### [Task goal]
Comb the records below for the string "representation" and copy each line where it turns up.

### [Extracted records]
•••••

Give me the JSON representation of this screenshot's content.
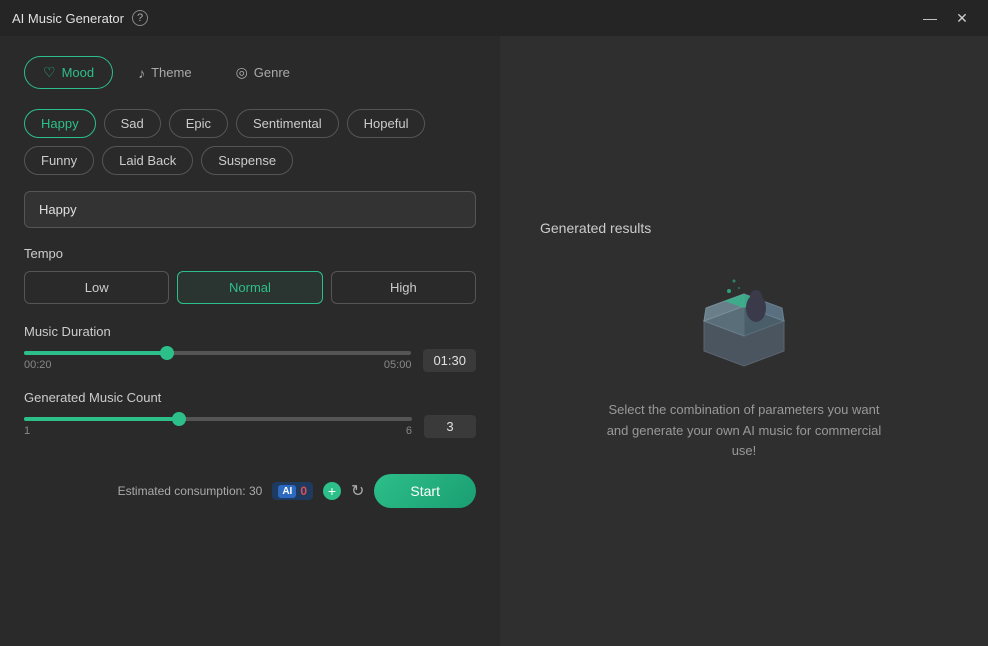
{
  "titlebar": {
    "title": "AI Music Generator",
    "help": "?",
    "minimize": "—",
    "close": "✕"
  },
  "tabs": [
    {
      "id": "mood",
      "label": "Mood",
      "icon": "♡",
      "active": true
    },
    {
      "id": "theme",
      "label": "Theme",
      "icon": "♪",
      "active": false
    },
    {
      "id": "genre",
      "label": "Genre",
      "icon": "◎",
      "active": false
    }
  ],
  "moods": [
    {
      "label": "Happy",
      "active": true
    },
    {
      "label": "Sad",
      "active": false
    },
    {
      "label": "Epic",
      "active": false
    },
    {
      "label": "Sentimental",
      "active": false
    },
    {
      "label": "Hopeful",
      "active": false
    },
    {
      "label": "Funny",
      "active": false
    },
    {
      "label": "Laid Back",
      "active": false
    },
    {
      "label": "Suspense",
      "active": false
    }
  ],
  "mood_input": "Happy",
  "tempo": {
    "label": "Tempo",
    "options": [
      {
        "label": "Low",
        "active": false
      },
      {
        "label": "Normal",
        "active": true
      },
      {
        "label": "High",
        "active": false
      }
    ]
  },
  "music_duration": {
    "label": "Music Duration",
    "min_label": "00:20",
    "max_label": "05:00",
    "value": "01:30",
    "fill_pct": 37,
    "thumb_pct": 37
  },
  "generated_music_count": {
    "label": "Generated Music Count",
    "min_label": "1",
    "max_label": "6",
    "value": "3",
    "fill_pct": 40,
    "thumb_pct": 40
  },
  "bottom": {
    "consumption_label": "Estimated consumption: 30",
    "ai_label": "AI",
    "credit_count": "0",
    "start_label": "Start"
  },
  "right_panel": {
    "title": "Generated results",
    "description": "Select the combination of parameters you want and generate your own AI music for commercial use!"
  }
}
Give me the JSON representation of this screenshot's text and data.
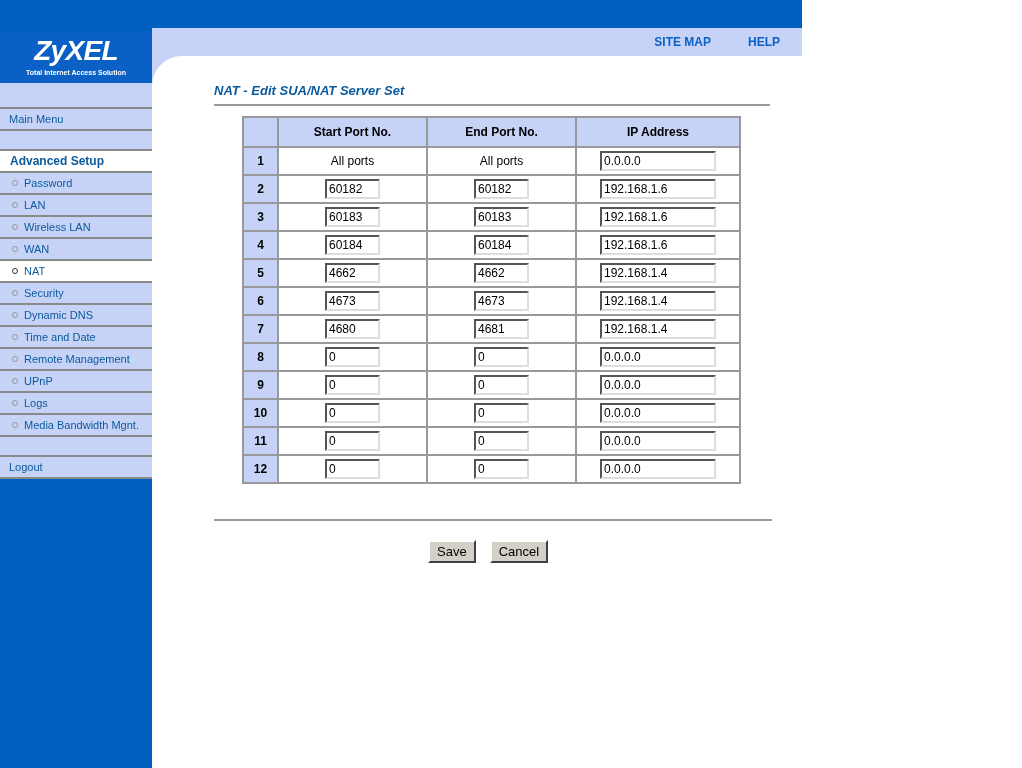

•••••

### [Written response]
Give me the JSON representation of this screenshot's content.
Give me the JSON representation of this screenshot's text and data.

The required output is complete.